→ TASK TO COMPLETE: When a line of the entries contains "with", please list that line.

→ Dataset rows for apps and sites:
Content starts
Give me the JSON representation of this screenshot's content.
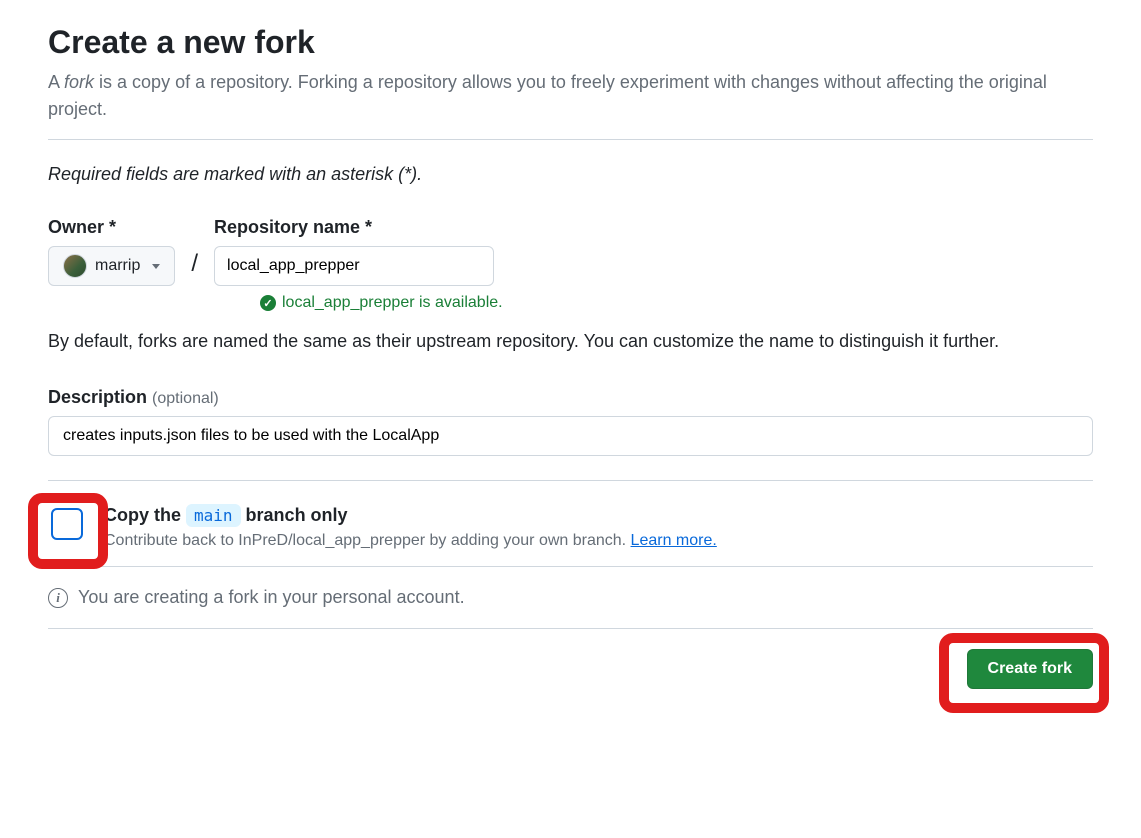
{
  "header": {
    "title": "Create a new fork",
    "subtitle_prefix": "A ",
    "subtitle_emphasis": "fork",
    "subtitle_suffix": " is a copy of a repository. Forking a repository allows you to freely experiment with changes without affecting the original project."
  },
  "required_note": "Required fields are marked with an asterisk (*).",
  "owner": {
    "label": "Owner *",
    "value": "marrip"
  },
  "repo": {
    "label": "Repository name *",
    "value": "local_app_prepper"
  },
  "availability": "local_app_prepper is available.",
  "name_helper": "By default, forks are named the same as their upstream repository. You can customize the name to distinguish it further.",
  "description": {
    "label": "Description",
    "optional": "(optional)",
    "value": "creates inputs.json files to be used with the LocalApp"
  },
  "copy_branch": {
    "label_prefix": "Copy the ",
    "branch": "main",
    "label_suffix": " branch only",
    "help_text": "Contribute back to InPreD/local_app_prepper by adding your own branch. ",
    "learn_more": "Learn more."
  },
  "info_text": "You are creating a fork in your personal account.",
  "create_button": "Create fork"
}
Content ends
→ EXERCISE OUTPUT:
    "subtitle_suffix": " is a copy of a repository. Forking a repository allows you to freely experiment with changes without affecting the original project."
  "required_note": "Required fields are marked with an asterisk (*).",
    "value": "creates inputs.json files to be used with the LocalApp"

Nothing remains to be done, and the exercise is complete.